EXERCISE DIRECTIONS >>
All of the data needs to be printed again, exactly as written.

____ STUDY MATERIAL

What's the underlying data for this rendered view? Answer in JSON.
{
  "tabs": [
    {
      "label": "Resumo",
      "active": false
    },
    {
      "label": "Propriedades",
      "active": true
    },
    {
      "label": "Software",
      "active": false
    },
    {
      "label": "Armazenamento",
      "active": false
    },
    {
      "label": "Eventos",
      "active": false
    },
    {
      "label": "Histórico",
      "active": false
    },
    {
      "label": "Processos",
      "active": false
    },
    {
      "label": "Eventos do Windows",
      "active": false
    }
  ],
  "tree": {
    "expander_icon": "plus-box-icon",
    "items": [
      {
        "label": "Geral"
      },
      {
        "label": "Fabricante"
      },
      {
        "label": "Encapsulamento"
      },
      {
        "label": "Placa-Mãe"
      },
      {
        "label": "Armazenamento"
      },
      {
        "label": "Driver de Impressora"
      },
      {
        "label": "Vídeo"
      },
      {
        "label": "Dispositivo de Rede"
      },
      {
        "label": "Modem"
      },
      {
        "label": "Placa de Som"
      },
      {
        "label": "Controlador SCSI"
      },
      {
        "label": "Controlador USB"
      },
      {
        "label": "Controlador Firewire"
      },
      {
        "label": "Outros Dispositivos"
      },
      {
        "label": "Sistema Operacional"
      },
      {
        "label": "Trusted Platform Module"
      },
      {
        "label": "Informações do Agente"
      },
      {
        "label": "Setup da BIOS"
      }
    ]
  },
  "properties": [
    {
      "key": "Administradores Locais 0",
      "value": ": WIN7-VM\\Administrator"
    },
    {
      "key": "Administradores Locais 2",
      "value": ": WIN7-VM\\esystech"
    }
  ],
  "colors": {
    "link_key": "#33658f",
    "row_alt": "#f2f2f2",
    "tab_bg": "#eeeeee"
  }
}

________

PROBLEM SOLUTION >>
What's the underlying data for this rendered view? Answer in JSON.
{
  "tabs": [
    {
      "label": "Resumo",
      "active": false
    },
    {
      "label": "Propriedades",
      "active": true
    },
    {
      "label": "Software",
      "active": false
    },
    {
      "label": "Armazenamento",
      "active": false
    },
    {
      "label": "Eventos",
      "active": false
    },
    {
      "label": "Histórico",
      "active": false
    },
    {
      "label": "Processos",
      "active": false
    },
    {
      "label": "Eventos do Windows",
      "active": false
    }
  ],
  "tree": {
    "expander_icon": "plus-box-icon",
    "items": [
      {
        "label": "Geral"
      },
      {
        "label": "Fabricante"
      },
      {
        "label": "Encapsulamento"
      },
      {
        "label": "Placa-Mãe"
      },
      {
        "label": "Armazenamento"
      },
      {
        "label": "Driver de Impressora"
      },
      {
        "label": "Vídeo"
      },
      {
        "label": "Dispositivo de Rede"
      },
      {
        "label": "Modem"
      },
      {
        "label": "Placa de Som"
      },
      {
        "label": "Controlador SCSI"
      },
      {
        "label": "Controlador USB"
      },
      {
        "label": "Controlador Firewire"
      },
      {
        "label": "Outros Dispositivos"
      },
      {
        "label": "Sistema Operacional"
      },
      {
        "label": "Trusted Platform Module"
      },
      {
        "label": "Informações do Agente"
      },
      {
        "label": "Setup da BIOS"
      }
    ]
  },
  "properties": [
    {
      "key": "Administradores Locais 0",
      "value": ": WIN7-VM\\Administrator"
    },
    {
      "key": "Administradores Locais 2",
      "value": ": WIN7-VM\\esystech"
    }
  ],
  "colors": {
    "link_key": "#33658f",
    "row_alt": "#f2f2f2",
    "tab_bg": "#eeeeee"
  }
}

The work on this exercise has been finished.